The Fear of Invasion  Strategy, Politics, and British War Planning, 1880-1914  By David G. Morgan-Owen

Oxford University Press, £65.00, vi + 250pp,

hb, index, notes and refs.

ISBN: 978–019–880–519–9

[2022 Prices: £74 Hardback, £25 Paperback, £22 Kindle]

[This review first appeared in Stand To! November 2018 Ed. 113 'The Armistice Remembered. Stand To! is the journal of The Western Front Association and is now published four times a year]. 

Occasionally a book comes along that offers important new insights into a supposedly familiar subject. David G Morgan–Owen’s masterly The Fear of Invasion is such a work.

His subject is British strategy and war planning before the Great War. As he rightly argues, previous historians have been too ready to portray the Army and Royal Navy before 1914 as locked in a struggle for the soul of British strategy, championing ‘Continental’ and ‘Blue Water’ approaches respectively.

In reality, the situation was much more nuanced, not to say confused. The two services were indeed frequently at odds, and the Committee of Imperial Defence – which was meant to coordinate efforts – was not particularly successful in this endeavour. The author argues that the Admiralty partially ‘filled this void’, stressing defensive over offensive operations after 1910 and thus ‘creating a degree of coherence within British strategy as a whole’, by moving towards the Army’s position somewhat. As we shall see, this stance was not without consequences.
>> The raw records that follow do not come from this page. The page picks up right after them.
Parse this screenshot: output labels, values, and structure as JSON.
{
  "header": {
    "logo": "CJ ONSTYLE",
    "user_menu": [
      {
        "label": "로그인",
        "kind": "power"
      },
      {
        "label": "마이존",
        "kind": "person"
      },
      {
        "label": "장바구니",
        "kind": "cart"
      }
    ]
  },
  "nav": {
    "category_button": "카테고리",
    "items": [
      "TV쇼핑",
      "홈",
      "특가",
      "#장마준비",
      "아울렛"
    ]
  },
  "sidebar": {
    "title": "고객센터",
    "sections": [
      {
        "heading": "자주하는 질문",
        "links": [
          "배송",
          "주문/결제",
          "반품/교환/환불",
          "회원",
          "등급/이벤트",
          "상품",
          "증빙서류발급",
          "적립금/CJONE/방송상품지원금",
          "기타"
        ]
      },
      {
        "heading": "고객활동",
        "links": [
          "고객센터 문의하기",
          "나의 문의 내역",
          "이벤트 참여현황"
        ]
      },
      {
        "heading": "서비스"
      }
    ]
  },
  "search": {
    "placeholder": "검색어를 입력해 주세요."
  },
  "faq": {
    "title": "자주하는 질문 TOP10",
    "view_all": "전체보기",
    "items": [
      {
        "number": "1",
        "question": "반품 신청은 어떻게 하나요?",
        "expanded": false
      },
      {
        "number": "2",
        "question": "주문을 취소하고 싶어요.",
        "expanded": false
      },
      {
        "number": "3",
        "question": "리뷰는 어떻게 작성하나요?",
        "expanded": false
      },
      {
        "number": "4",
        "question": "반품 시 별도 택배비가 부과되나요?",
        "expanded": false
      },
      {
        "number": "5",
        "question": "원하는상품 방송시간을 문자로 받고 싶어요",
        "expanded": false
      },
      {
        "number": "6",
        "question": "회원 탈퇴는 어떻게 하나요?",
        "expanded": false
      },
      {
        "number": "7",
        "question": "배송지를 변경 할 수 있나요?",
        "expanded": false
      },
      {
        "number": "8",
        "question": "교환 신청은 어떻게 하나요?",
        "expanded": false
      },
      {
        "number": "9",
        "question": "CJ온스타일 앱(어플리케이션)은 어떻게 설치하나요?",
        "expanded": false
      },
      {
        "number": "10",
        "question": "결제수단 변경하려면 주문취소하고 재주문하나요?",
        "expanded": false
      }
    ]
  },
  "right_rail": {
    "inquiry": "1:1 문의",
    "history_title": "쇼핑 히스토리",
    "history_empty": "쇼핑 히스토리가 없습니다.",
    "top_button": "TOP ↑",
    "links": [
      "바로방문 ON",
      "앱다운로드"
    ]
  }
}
Neither the Admiralty nor the War Office escapes criticism. Morgan–Owen argues that the General Staff’s concentration on sending an army to the continent to fight alongside France effectively ruled out serious planning for the use of the BEF in an amphibious role. In August 1914, this contributed to the failure to send Sir John French’s small army to the Belgian coast to attack the flank of the advancing Germans. I must say that my study of the subject has led me to believe that this was the right decision, but Morgan–Owen makes a powerful case that the alternative – what today would be called ‘joint operations’ – was never properly considered. Turning to the Admiralty, Morgan–Owen condemns ‘Jacky’ Fisher, the First Sea Lord, as being ‘irresponsible and short sighted’ for knowing that the RN would find it increasingly difficult to protect the British coast against German raids (a full–scale invasion was never on the cards), but deliberately downplaying this to his political masters.

The ultimate responsibility for the poor state of British war planning rests with the government. Balfour’s Conservative ministry emerges with some credit, although also with some brickbats. Asquith’s Liberal government comes in for severe criticism, for failing to coordinate the two service ministries, and allowing the default position of strategy to be the protection of the UK against German invasion. This led to poverty of thinking about Britain’s strategic options in 1914. Reflecting the title of the book, in 1914 the Royal Navy, the world’s greatest war fleet, was used to defend Britain rather than being used offensively. Morgan–Owen questions whether the trade–off, the small BEF being deployed to France, was worth it.

The Fear of Invasion is a challenging book, which has, at its heart, the question of whether the eventually huge British commitment to the Western Front was inevitable, or if in 1914, there was a viable alternative. As David Morgan–Owen rightly says, whether an amphibious strategy in which the BEF was used as projectile fired by the RN at the flank of the German advance would have been better is unknowable: personally, I suspect not.

The achievement of this impressive book is to show how pre–war failures of planning by the army, navy and government ensured that this was a road not taken. Instead, Britain set out on the road that led through Mons to a mass army and Continental–scale land battles.

Reviewed by Gary Sheffield